Layered Process Audit – LPA is one of the most important elements of organization’s quality system improving. Thanks to their proper implementation, we gain confidence that the number of invoices for quality problems from the field and 0-km will not affect the main operational activities in the company and will guarantee their reduction.

In addition, we can not forget about safety issues, maintenance components that can be performed by production employees, as well as the ability to identify internal notifications, i.e. non-conformities that have not been sent to customers. Above issues, of course, also belong to the scope of the LPA.

When carrying out Layered Process Audit, it is worth remembering a few good practices that will allow us to increase their efficiency and raise the awareness of both auditors and people participating in the audit.

Communication, communication and again communication

When we’re dedicated to audit performing on a production line, it is worth arranging in advance the time and duration of the audit with the production leader at which such activity will be carried out. This is due to the fact that, in addition to participating in the audit, the production leader has many other activities to perform during the shift, and the audit that we want to carry out will certainly not belong to his priorities. This does not automatically mean, that production approaches LPA in a marginal way.

During the meeting with the leader, it is also worth determining which production station will be audited in order to provide such information to the employee whose knowledge will be verified. In addition, the leader will have the opportunity to prepare appropriate workplace documentation in advance, if it is not directly available at the workplace – for example, it’s kept at the leader’s pulpit.

Calibration – how to increase competences between individual levels of auditors

The very name of layered audits comes from the level of people (layers) who carry it out. We usually deal with three levels, starting with the production leader who performs such an audit on his shift, through middle managers, and ending with the director of the plant or a dedicated person from a senior management.

layered audits - performed audits reporting

Fig. 1 Example of audits level for individual production lines reporting

This approach gives the opportunity to calibrate auditors between individual levels of auditors in order to develop a proper interpretation regarding potential non-compliance. In practice, an auditor from one level (e.g. a manager) invites to participate in an audit of an auditor from another level, e.g. a production leader. In this way, the organization receives a tool to increase the competence of auditors conducting layered audits.

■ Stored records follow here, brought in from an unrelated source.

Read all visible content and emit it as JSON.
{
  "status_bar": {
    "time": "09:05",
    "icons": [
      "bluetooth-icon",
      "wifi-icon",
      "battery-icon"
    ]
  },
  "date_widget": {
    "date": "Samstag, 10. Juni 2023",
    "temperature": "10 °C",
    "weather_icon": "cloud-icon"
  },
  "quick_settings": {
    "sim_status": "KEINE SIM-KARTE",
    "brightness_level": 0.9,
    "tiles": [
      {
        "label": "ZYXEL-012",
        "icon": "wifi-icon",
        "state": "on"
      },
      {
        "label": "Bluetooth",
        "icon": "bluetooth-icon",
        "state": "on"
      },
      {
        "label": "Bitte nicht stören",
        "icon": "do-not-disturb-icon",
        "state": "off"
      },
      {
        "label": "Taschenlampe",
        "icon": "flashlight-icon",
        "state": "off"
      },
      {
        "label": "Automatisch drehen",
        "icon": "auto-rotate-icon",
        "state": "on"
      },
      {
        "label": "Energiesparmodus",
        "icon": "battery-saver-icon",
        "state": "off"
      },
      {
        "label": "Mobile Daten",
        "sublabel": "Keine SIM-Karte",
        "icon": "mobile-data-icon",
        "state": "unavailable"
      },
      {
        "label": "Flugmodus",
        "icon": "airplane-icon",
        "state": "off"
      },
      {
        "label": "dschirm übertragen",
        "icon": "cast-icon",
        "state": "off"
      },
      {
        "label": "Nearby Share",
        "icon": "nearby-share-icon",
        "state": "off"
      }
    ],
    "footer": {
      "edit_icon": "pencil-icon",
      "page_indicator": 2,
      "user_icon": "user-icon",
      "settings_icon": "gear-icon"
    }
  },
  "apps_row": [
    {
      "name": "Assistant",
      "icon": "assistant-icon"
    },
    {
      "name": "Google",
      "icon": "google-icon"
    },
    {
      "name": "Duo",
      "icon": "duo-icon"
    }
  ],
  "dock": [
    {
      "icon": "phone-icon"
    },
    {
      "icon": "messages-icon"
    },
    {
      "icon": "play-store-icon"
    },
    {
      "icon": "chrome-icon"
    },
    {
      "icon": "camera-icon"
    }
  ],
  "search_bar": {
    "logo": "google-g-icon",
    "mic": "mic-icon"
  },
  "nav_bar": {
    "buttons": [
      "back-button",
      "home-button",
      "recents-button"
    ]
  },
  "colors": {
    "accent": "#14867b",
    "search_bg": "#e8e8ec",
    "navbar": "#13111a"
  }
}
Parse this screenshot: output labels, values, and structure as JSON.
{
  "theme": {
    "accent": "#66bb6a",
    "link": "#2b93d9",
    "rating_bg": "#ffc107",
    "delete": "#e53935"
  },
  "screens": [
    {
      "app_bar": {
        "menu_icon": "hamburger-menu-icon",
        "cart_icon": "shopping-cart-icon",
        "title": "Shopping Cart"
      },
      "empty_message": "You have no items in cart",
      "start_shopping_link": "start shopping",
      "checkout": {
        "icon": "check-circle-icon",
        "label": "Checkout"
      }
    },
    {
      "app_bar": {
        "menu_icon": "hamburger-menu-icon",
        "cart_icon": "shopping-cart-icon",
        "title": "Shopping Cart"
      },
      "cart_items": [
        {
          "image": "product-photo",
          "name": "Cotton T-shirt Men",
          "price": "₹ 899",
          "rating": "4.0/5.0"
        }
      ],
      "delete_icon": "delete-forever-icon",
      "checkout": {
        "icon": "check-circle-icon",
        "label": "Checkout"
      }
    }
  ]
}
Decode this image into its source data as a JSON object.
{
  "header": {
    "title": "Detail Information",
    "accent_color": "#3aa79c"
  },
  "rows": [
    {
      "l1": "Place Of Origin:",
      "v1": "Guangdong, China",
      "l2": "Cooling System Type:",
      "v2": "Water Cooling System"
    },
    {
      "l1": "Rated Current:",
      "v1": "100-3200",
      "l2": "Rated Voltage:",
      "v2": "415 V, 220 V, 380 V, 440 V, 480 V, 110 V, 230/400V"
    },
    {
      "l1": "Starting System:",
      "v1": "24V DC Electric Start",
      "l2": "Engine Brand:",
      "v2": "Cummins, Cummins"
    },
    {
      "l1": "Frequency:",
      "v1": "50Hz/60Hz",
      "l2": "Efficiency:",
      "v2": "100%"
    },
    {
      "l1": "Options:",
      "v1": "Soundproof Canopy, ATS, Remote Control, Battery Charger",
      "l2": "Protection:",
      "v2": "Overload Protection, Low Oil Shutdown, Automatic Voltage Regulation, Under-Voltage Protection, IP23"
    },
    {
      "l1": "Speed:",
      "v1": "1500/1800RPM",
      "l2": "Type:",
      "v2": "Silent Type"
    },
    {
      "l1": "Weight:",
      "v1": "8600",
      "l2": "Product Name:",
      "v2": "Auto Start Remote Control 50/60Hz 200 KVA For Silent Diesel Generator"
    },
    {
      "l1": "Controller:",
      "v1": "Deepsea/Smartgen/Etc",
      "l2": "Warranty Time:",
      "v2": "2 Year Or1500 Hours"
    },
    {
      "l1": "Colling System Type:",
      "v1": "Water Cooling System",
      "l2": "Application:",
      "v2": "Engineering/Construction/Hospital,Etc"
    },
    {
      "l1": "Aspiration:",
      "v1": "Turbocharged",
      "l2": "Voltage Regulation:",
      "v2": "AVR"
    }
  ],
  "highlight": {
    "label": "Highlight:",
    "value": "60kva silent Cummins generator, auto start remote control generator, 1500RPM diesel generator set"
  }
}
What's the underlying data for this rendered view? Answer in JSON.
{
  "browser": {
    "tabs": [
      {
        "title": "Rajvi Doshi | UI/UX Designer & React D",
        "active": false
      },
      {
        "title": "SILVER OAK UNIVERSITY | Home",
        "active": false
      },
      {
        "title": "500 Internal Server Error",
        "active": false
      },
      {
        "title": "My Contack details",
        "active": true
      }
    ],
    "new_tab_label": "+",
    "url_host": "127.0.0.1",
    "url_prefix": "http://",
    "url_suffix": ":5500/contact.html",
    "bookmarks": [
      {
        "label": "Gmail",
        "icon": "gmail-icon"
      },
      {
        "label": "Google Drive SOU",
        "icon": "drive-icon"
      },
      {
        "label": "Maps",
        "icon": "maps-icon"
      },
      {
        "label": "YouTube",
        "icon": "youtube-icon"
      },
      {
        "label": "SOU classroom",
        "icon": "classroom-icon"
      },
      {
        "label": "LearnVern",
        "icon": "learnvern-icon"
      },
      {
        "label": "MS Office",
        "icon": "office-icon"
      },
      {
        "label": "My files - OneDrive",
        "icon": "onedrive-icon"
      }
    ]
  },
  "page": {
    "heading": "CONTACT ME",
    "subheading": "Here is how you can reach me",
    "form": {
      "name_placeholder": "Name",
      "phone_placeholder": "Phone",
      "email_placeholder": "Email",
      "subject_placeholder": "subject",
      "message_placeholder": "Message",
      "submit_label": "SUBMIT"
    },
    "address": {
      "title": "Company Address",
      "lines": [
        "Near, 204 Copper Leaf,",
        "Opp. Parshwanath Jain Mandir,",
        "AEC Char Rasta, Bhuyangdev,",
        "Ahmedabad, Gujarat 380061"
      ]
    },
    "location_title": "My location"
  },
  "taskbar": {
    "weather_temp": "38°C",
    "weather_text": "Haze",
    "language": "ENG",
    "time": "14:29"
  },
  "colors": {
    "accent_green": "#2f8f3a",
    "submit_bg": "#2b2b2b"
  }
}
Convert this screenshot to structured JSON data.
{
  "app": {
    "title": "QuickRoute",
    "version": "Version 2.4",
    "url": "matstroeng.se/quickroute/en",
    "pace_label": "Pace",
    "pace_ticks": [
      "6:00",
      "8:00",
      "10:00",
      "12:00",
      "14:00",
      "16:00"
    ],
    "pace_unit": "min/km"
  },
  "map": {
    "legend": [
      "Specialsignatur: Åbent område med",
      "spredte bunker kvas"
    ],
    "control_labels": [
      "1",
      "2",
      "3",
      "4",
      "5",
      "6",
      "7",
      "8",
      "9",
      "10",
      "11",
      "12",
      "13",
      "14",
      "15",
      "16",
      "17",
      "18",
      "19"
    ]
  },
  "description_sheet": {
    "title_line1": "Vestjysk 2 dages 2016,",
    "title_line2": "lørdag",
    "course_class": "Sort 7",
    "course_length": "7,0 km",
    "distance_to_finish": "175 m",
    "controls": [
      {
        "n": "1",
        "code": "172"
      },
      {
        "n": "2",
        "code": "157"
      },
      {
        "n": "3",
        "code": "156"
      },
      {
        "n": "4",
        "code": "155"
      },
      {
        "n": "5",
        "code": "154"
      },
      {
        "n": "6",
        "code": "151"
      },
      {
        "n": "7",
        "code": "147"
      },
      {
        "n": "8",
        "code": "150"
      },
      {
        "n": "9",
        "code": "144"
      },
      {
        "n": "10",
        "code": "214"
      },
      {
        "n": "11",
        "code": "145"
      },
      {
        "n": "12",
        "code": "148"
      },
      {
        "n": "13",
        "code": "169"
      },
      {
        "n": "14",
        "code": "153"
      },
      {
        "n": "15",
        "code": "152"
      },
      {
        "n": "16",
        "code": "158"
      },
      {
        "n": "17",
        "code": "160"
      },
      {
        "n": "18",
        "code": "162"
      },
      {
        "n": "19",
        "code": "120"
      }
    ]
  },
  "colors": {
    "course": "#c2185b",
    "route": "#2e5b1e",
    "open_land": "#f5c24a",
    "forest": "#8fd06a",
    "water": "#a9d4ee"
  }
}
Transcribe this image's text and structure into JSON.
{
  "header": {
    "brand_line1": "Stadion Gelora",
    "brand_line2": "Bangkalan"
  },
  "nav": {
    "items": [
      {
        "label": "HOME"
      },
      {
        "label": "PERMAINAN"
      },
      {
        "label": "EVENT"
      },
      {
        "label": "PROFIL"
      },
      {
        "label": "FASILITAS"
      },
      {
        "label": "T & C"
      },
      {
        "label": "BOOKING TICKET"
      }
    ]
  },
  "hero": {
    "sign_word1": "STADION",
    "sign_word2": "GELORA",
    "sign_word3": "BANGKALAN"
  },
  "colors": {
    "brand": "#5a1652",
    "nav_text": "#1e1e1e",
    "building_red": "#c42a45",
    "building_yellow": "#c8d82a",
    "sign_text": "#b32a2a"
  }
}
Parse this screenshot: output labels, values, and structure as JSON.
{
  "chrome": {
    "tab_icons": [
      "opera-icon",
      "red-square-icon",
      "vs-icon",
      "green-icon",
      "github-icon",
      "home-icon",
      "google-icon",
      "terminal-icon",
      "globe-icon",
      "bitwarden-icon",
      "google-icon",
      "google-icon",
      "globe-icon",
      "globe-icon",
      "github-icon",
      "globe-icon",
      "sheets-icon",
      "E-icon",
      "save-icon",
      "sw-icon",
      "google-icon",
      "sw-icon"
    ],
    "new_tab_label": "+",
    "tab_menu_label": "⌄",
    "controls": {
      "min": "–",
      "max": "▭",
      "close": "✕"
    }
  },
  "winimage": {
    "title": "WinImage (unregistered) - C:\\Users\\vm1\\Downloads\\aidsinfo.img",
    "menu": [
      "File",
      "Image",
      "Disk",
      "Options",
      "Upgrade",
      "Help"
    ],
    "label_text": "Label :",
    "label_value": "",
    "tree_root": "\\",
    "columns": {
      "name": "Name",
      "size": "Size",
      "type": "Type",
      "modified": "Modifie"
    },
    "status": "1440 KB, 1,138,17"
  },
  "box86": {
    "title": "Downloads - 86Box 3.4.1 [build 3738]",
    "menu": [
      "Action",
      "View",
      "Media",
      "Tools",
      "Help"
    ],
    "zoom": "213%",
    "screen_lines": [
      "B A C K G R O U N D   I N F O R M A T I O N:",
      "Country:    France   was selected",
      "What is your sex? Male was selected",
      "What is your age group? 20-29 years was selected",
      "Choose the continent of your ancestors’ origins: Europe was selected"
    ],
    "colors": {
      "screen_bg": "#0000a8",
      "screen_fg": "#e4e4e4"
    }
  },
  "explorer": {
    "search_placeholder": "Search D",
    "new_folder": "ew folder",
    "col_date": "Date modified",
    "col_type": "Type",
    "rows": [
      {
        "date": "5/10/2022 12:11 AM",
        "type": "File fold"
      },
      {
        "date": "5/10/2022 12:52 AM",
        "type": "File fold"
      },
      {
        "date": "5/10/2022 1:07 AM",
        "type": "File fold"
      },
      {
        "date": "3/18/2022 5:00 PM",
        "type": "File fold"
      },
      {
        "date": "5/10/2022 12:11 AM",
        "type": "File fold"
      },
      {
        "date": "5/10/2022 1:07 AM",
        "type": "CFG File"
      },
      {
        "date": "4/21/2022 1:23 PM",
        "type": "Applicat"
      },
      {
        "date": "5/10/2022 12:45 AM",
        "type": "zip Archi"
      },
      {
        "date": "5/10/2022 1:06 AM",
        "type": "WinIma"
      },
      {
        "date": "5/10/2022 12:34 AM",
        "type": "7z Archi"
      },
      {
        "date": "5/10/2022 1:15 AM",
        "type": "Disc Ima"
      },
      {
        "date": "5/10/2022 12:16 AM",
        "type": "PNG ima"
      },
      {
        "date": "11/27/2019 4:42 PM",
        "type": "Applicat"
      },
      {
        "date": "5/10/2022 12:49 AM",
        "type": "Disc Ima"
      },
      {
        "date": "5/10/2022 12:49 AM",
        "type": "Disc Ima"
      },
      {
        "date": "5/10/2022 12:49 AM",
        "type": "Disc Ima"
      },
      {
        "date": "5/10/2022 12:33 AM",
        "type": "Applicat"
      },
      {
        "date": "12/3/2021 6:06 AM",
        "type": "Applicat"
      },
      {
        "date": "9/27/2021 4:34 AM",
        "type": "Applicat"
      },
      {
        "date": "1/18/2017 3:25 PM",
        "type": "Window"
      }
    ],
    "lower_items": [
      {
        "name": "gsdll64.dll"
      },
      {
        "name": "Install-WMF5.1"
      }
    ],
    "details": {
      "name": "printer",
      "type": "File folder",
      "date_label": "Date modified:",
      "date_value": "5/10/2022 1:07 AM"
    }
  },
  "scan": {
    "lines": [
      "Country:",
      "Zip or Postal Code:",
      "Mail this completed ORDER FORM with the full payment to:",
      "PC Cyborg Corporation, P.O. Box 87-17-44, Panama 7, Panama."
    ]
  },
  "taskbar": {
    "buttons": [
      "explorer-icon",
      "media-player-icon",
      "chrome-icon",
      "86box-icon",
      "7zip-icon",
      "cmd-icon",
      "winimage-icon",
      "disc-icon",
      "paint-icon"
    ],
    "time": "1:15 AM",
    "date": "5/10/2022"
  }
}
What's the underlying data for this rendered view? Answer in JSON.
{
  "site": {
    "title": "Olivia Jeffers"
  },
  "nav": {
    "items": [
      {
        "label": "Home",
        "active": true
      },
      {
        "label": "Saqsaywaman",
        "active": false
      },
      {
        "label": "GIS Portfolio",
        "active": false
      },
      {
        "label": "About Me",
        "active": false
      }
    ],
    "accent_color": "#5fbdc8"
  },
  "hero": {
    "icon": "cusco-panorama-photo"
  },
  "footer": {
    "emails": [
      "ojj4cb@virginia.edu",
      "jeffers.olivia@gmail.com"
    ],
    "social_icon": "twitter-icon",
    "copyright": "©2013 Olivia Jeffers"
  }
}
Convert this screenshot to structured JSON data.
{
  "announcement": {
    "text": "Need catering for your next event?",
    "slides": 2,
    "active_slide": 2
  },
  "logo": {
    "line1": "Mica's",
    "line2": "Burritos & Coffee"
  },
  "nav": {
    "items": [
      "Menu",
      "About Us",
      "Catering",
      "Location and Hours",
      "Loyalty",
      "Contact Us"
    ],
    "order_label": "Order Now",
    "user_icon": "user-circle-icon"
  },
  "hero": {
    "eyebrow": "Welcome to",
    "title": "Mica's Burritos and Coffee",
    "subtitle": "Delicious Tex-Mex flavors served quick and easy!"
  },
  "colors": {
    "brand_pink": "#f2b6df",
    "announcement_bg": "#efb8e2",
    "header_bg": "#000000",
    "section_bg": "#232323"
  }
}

Owners defining for found nonconformities

One of the activities that the auditor carries out after the audit is to report the non-compliances found together with the owner and the planned date of their completion. At this stage, it is important that when the person responsible for removing the non-compliance is defined, he / she is informed about this fact. Thanks to this approach, it is possible to avoid situation, when such person  will be a process engineer who did not participate in the audit. We can solve the problem by defining the leader as the owner for all open points. Then she/he will get in touch with the relevant people directly.
The second approach is to organize a closing meeting with the leader and people who should be assigned to the non-compliance found. Thanks to this approach, all audit conclusions can be additionally discussed, and each person participating in the meeting is aware of the open points that must be properly managed.

Production line audit vs. workstation audit

An important element when conducting Layered Process Audit is the verification of each workplace. For this reason, the organization should ensure that each position is verified for each production line (at least once a month). Only in this way can we confirm the verification of all workstations. This is a very important starting point for defining system activities in a situation where the same non-compliance is found in several workstations.

In order to guarantee the verification of each workplace by auditors, you can use appropriate software. Another option is management through appropriate visualization. For this purpose, to LPA and list of non-compliances, can be added simple spreadsheet with workstation numbers and dates of audits carrying out. In this way, the person conducting such activity has information about which stations have already been audited in a given month, and which ones should still be audited.

Audit question list is not a document which is created only once

The last good practice is to pay attention to the content of the questions on the list. We should remember that, just like FMEA is a “living document”, the same approach should be followed when conducting LPA’s. Therefore, as input for modification of audit questions, comments and observations after visits of the certification body and customers, as well as after corporate audits, should be included.

We must also remember that automotive customers may have additional recommendations in this topic. The best example is GM, which recommends that Tier 1 should have one blank field in the audit list, thanks to which it will be possible to place a question in it, that will be applicable for a certain period of time (e.g. Lock-out Tag-out (LOTO) procedure kick-off in area of maintenance or verification of the effectiveness of implemented actions after claim obtaining).